BRADENTON, Fla. - A South Carolina judge has indicated that he plans to side with Richland County in its fight for 1-cent sales tax revenues being held by the state Department of Revenue.
Richland County said it was notified by the clerk for Judge Thomas Cooper on Wednesday that he plans to order the state DOR to release the county's penny sales tax revenues.
Distribution of the county's quarterly collections was frozen by the DOR amid a probe of spending irregularities that the agency said it found during an audit of the 1-cent sales tax approved by voters in 2012 for transportation improvements.
On Tuesday, Cooper heard arguments from attorneys in a petition filed by Richland County asking the court to order the DOR to release the quarterly payment due in July, which is estimated at $17 million.
"County officials are awaiting the signed order," Richland County said.
The DOR said in a statement that it is waiting for the judge's complete ruling before responding to the clerk's notice.
"We look forward to a final resolution that ensures what this effort has always been about – protection of taxpayer dollars," said the DOR, which collects the tax and remits the revenues to the county quarterly.
In May, the county set aside funds to pay off a $50 million bond anticipation note maturing in October after the DOR held up tax distributions.
Moody's Investors Service said the move was credit positive because it ensured that investors would not be at risk of non-payment.
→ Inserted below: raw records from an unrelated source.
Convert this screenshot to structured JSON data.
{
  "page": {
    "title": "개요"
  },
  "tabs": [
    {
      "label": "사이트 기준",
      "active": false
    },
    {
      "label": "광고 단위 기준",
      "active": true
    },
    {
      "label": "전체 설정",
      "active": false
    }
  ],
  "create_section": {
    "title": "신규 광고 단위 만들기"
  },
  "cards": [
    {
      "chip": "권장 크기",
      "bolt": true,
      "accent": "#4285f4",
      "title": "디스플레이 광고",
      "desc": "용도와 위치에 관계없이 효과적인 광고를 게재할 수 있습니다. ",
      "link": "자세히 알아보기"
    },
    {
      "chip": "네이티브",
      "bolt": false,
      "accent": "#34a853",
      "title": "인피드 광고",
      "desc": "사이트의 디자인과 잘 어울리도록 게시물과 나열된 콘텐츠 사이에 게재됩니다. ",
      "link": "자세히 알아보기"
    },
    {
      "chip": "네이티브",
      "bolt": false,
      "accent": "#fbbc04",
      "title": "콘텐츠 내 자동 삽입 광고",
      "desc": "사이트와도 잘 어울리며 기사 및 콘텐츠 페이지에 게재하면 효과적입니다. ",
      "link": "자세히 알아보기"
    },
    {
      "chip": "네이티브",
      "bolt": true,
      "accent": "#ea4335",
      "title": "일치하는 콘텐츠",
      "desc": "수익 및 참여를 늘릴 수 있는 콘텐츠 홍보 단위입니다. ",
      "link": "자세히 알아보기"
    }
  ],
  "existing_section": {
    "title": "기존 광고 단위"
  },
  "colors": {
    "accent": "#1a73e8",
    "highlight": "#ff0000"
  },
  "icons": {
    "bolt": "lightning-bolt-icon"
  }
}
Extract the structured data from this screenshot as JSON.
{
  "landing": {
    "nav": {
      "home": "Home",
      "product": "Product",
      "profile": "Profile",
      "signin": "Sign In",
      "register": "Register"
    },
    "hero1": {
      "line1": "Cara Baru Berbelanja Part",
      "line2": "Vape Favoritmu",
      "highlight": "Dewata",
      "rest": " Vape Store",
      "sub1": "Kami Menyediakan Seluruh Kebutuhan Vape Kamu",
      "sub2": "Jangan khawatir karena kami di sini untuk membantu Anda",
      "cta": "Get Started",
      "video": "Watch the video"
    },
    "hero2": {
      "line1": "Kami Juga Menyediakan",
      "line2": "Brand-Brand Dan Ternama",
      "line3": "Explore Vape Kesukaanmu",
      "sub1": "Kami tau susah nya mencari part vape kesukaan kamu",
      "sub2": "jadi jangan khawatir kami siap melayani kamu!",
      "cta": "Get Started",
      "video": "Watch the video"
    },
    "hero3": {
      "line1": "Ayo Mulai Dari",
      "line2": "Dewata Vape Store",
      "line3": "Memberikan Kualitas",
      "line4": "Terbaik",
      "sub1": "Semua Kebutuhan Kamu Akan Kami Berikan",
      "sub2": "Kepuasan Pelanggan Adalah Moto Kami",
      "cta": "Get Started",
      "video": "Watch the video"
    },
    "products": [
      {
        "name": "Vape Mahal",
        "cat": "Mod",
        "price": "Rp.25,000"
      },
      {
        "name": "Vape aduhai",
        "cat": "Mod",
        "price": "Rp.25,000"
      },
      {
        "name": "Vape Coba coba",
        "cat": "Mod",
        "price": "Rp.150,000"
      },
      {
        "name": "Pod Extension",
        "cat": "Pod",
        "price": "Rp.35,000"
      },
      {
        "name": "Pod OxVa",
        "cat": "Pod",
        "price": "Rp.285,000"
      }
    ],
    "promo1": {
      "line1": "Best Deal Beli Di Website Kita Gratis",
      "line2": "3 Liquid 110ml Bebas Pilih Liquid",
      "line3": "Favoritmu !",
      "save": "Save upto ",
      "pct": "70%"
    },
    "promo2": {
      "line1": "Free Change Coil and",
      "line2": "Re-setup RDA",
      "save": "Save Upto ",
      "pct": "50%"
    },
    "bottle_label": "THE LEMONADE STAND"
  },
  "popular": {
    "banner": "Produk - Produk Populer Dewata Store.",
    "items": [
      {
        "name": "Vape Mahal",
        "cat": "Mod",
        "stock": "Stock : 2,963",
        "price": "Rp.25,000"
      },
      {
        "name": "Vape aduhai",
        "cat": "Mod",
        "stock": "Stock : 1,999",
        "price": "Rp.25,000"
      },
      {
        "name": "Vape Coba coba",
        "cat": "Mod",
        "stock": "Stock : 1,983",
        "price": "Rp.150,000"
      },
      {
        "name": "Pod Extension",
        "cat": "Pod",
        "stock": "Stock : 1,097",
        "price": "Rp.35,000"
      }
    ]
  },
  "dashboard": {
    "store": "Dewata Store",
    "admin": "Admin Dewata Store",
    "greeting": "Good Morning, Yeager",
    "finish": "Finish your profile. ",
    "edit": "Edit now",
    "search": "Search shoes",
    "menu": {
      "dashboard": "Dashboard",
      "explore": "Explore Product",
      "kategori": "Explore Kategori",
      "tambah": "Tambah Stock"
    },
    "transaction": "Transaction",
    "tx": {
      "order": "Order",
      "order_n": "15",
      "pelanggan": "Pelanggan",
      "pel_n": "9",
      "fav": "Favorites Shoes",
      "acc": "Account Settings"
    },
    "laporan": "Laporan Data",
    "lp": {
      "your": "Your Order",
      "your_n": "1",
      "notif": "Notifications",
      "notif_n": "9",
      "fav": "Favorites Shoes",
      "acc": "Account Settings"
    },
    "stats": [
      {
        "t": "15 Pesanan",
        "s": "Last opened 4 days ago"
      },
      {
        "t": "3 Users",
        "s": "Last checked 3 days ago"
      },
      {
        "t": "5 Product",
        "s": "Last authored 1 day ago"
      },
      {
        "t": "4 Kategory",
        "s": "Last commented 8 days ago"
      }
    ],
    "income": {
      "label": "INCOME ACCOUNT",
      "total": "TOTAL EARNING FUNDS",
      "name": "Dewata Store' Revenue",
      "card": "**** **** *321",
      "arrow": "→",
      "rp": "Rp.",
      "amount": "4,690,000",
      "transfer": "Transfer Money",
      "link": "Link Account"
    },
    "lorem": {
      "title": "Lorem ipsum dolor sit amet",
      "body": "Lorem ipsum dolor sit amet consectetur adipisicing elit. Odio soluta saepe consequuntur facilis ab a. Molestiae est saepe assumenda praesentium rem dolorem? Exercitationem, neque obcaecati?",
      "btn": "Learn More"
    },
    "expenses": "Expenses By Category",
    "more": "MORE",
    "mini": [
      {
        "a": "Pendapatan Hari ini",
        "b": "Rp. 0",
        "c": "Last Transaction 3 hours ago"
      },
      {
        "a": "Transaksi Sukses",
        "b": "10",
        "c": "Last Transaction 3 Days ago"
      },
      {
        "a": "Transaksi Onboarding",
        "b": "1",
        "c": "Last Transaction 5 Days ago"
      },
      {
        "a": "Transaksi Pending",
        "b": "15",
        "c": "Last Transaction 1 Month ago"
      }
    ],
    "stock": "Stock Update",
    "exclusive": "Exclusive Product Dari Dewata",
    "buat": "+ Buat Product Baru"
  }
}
Moody's rates the BANs MIG-1, and S&P Global Ratings rates them SP1-plus.
The BANs are general obligations of the county backed by the 1% sales tax. The county planned to roll over the notes for another year and take them out with a long-term bond issue in 2017.
The tax is projected to raise $1 billion for transportation projects over 22 years. To date, more than 70 projects have been completed, according to the county.
The DOR began collecting the transportation tax May 1, 2013, and completed a seven-month investigation in December.
DOR Director Rick Reames said the Richland County Council had "misappropriated a significant amount of penny revenue," in a Dec. 3 letter to county administrator Anthony McDonald.
Reames also said that certain expenditures appeared to fall outside the parameters of tax laws and county ordinances, and that certain payments to the Project Development Team raised questions about "potential public corruption and fraud."
Reames letter didn't cite details about those payments, although the DOR's findings were turned over to the State Law Enforcement Division.
In addition to the inquiry, the South Carolina Public Interest Foundation notified the county in May that it intended to file a suit, according to The State newspaper in Columbia.
The watchdog group said it would attempt to block the county from spending any more transportation tax revenue until the county complies with local and state laws.